Vitamin E and Vitamin C Supplement


Use and risk of all-cause and coronary heart disease mortality in older persons the Established Populations for Epidemiologic Studies of the Elderly

Katalin G Losonczy, Tamara B Harris, and Richard J Havlik

Epidemiology, Demography and Biometry Program
National Institute on Aging
Bethesda, MD
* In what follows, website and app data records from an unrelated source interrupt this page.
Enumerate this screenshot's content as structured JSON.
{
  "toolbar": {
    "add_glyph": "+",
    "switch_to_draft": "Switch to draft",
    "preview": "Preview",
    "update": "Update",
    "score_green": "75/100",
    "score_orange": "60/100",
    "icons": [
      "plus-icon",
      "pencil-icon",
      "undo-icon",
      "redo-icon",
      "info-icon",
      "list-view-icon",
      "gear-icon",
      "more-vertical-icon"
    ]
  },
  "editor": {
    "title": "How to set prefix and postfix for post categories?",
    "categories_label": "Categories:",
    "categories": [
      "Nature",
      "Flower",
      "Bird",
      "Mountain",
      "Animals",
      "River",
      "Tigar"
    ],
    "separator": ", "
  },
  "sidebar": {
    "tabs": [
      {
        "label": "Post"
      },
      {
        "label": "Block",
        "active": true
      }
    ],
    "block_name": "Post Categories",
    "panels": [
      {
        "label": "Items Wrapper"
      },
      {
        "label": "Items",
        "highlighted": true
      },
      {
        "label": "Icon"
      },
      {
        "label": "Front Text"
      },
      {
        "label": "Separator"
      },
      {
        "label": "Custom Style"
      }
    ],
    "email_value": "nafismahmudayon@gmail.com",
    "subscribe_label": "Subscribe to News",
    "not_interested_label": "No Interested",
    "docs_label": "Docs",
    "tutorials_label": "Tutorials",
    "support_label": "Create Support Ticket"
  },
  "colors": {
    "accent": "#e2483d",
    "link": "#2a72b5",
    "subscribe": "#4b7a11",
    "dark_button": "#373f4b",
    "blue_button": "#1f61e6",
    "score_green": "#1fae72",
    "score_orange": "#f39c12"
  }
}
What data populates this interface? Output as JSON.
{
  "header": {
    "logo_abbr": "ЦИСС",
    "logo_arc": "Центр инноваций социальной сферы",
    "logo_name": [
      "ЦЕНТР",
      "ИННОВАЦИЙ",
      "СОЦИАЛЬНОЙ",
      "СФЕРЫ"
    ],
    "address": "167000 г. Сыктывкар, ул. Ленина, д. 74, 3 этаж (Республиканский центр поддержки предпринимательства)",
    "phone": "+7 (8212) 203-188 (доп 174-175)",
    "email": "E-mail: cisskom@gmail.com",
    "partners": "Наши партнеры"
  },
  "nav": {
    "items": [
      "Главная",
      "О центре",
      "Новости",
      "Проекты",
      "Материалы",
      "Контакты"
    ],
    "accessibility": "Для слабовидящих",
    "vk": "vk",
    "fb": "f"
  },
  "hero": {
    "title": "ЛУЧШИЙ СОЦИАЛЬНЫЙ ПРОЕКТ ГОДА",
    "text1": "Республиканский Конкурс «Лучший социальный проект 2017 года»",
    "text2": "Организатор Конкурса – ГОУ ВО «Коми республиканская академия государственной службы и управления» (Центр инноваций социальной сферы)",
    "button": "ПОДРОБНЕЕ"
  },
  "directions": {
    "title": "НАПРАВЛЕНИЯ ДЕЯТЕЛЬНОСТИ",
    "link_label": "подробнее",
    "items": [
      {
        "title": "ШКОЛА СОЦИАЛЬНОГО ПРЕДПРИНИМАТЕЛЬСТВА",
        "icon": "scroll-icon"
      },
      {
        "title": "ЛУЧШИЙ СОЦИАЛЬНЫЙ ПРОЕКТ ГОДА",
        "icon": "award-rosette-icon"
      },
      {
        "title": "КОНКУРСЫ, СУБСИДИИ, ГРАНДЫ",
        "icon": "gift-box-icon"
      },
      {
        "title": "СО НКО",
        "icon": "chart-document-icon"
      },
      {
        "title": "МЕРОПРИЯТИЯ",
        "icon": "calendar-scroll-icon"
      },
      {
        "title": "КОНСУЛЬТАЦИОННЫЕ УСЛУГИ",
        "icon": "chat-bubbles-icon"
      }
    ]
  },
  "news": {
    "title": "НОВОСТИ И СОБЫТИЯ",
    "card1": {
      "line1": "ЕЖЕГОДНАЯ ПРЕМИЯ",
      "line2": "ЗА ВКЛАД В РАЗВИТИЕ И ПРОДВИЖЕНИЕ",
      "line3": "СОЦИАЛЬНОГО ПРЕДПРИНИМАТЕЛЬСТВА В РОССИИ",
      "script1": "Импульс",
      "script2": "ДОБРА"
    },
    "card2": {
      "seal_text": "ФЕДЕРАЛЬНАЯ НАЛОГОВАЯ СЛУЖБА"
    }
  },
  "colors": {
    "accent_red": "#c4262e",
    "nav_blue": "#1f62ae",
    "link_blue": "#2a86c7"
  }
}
We examined vitamin E and vitamin C supplement use in relation to mortality risk and whether vitamin C enhanced the effects of vitamin E in 11,178 persons aged 67--105 y who participated in the Established Populations for Epidemiologic Studies of the Elderly in 1984--1993. Participants were asked to report all nonprescription drugs currently used, including vitamin supplements. Persons were defined as users of these supplements if they reported individual vitamin E and/or vitamin C use, not part of a multivitamin. During the follow-up period there were 3490 deaths. Use of vitamin E reduced the risk of all-cause mortality [relative risk (RR) = 0.66; 95% CI: 0.53, 0.83] and risk of coronary disease mortality (RR = 0.53; 95% CI: 0.34, 0.84). Use of vitamin E at two points in time was also associated with reduced risk of total mortality compared with that in persons who did not use any vitamin supplements. Effects were strongest for coronary heart disease mortality (RR = 0.37; 95% CI: 0.15, 0.90). The RR for cancer mortality was 0.41 (95% CI: 0.15, 1.08). Simultaneous use of vitamins E and C was associated with a lower risk of total mortality (RR = 0.58; 95% CI: 0.42, 0.79) and coronary mortality (RR = 0.47; 95% CI: 0.25, 0.87). Adjustment for alcohol use, smoking history, aspirin use, and medical conditions did not substantially alter these findings. These findings are consistent with those for younger persons and suggest protective effects of vitamin E supplements in the elderly. Am J Clin Nutr 1996;64:190-6.

CLINICAL NUTRITION Volume 64 Number 2 August 1996